"A federal judge said Wednesday he would not order the release of videos that captured a Chicago police officer fatally shooting 17-year-old Cedrick Chatman as he fled from officers in the South Shore neighborhood in January 2013,"[accessible via search engine]Jason Meisner reported Wednesday for the Chicago Tribune.
"But in keeping the records sealed, U.S. District Judge Robert Gettleman said the surveillance footage could be made public as soon as next month.
"'If it's likely going to come out through pretrial motions, then there really is no reason to wait,' Gettleman said.
"As Mayor Rahm Emanuel was speaking to the City Council about fixing the broken system of police accountability in the wake of the Laquan McDonald case, city attorneys went before Gettleman to oppose making the videos in Chatman's shooting public, arguing the case should not be tried in the media. . . ."
Esther J. Cepeda, Washington Post Writers Group: Spike Lee's new film was a missed opportunity
Leah Donnella, NPR "Code Switch": 'Chi-Raq' And A Hard Place: What Critics Are Saying About Spike Lee's New Movie
- Editorial, Chicago Sun-Times: Erasing history no way to reform police department
- Editorial, Chicago Tribune: The Laquan McDonald case: Where were you in April, Chicago aldermen? [accessible via search engine]
Mary Mitchell, Chicago Sun-Times: Mayor dodges the tough questions with conciliatory speech
- Leonard Pitts Jr., Miami Herald: Muster outrage for the scourge within
"After more than four decades of serving as the nation's economic majority, the American middle class is now matched in number by those in the economic tiers above and below it," the Pew Research Center announced on Wednesday.
"In early 2015, 120.8 million adults were in middle-income households, compared with 121.3 million in lower- and upper-income households combined, a demographic shift that could signal a tipping point, according to a new Pew Research Center analysis of government data. . . ."

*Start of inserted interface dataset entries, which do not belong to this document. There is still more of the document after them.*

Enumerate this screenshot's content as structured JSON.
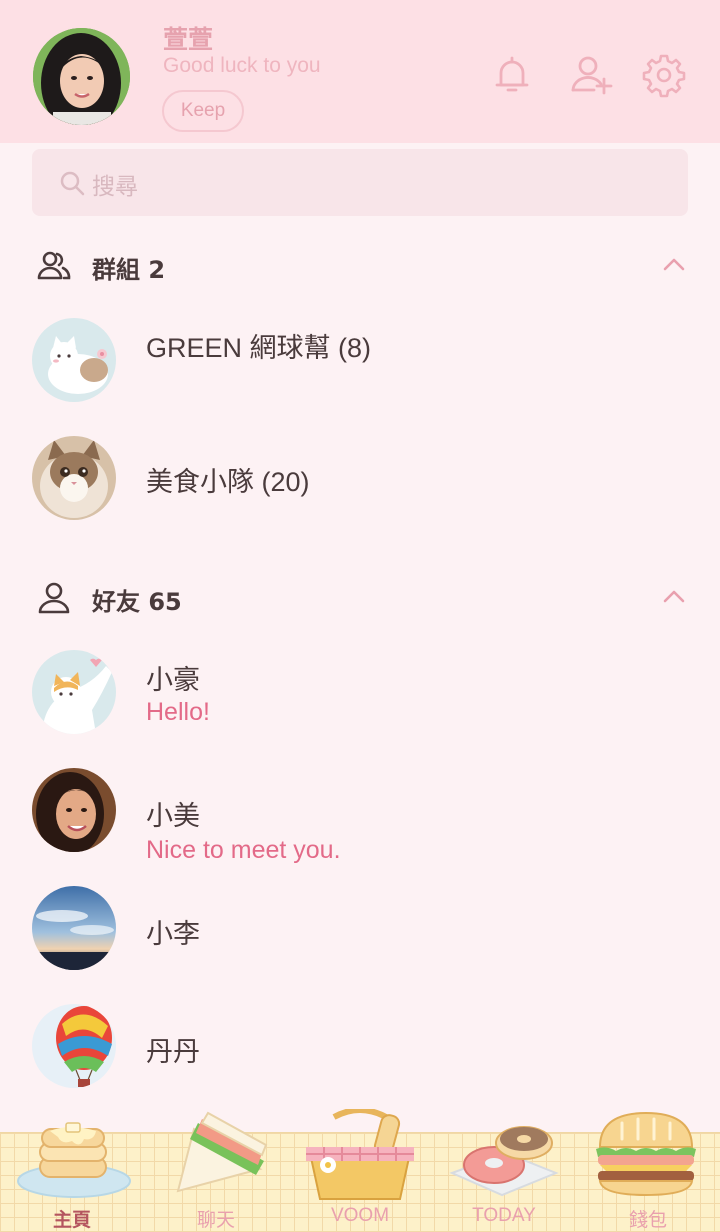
{
  "profile": {
    "name": "萱萱",
    "status": "Good luck to you",
    "keep_label": "Keep"
  },
  "header_icons": [
    "bell-icon",
    "add-friend-icon",
    "settings-gear-icon"
  ],
  "search": {
    "placeholder": "搜尋"
  },
  "groups": {
    "title": "群組 2",
    "items": [
      {
        "name": "GREEN 網球幫 (8)"
      },
      {
        "name": "美食小隊 (20)"
      }
    ]
  },
  "friends": {
    "title": "好友 65",
    "items": [
      {
        "name": "小豪",
        "message": "Hello!"
      },
      {
        "name": "小美",
        "message": "Nice to meet you."
      },
      {
        "name": "小李",
        "message": ""
      },
      {
        "name": "丹丹",
        "message": ""
      }
    ]
  },
  "tabs": [
    {
      "label": "主頁",
      "icon": "pancake-icon",
      "active": true
    },
    {
      "label": "聊天",
      "icon": "sandwich-icon",
      "active": false
    },
    {
      "label": "VOOM",
      "icon": "picnic-basket-icon",
      "active": false
    },
    {
      "label": "TODAY",
      "icon": "donut-icon",
      "active": false
    },
    {
      "label": "錢包",
      "icon": "burger-icon",
      "active": false
    }
  ],
  "colors": {
    "header_bg": "#fde0e5",
    "accent_pink": "#e36a88",
    "page_bg": "#fdf2f4",
    "tabbar_bg": "#fdf1c9"
  }
}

Pew also said, "Some demographic groups have fared better than others in moving up the income tiers, while some groups have slipped down the ladder. The groups making notable progress include older Americans, married couples and blacks. Despite this progress, older Americans and blacks remain more likely to be lower income and less likely to be upper income than adults overall. Those Americans without a college degree stand out as experiencing a substantial loss in economic status. . . ."
The family of C. Gerald Fraser, the longtime New York Times reporter who died Tuesday at 90, plans no service for him.
"You may quote me concerning Gerald not wanting the family to have a funeral or a memorial for him," M. Phyllis Cunningham, his partner of many years, told Journal-isms by email on Wednesday. "He had told family members (the three children and I ) and we have agreed to respect his wishes.
"Once, when discussing the issue, he pointed out that Bob Teague," the late television and print reporter who died in 2013, "did not have a funeral nor a memorial and he did not want them either."
Meanwhile, Fraser's contemporaries challenged a statement in the New York Times obituary that "When Mr. Fraser joined the paper, he became one of only two black reporters on the staff at that time. The other, Thomas A. Johnson, had been hired a year earlier."
Earl Caldwell told Journal-isms that he joined the Times in March 1967, before Fraser arrived that fall.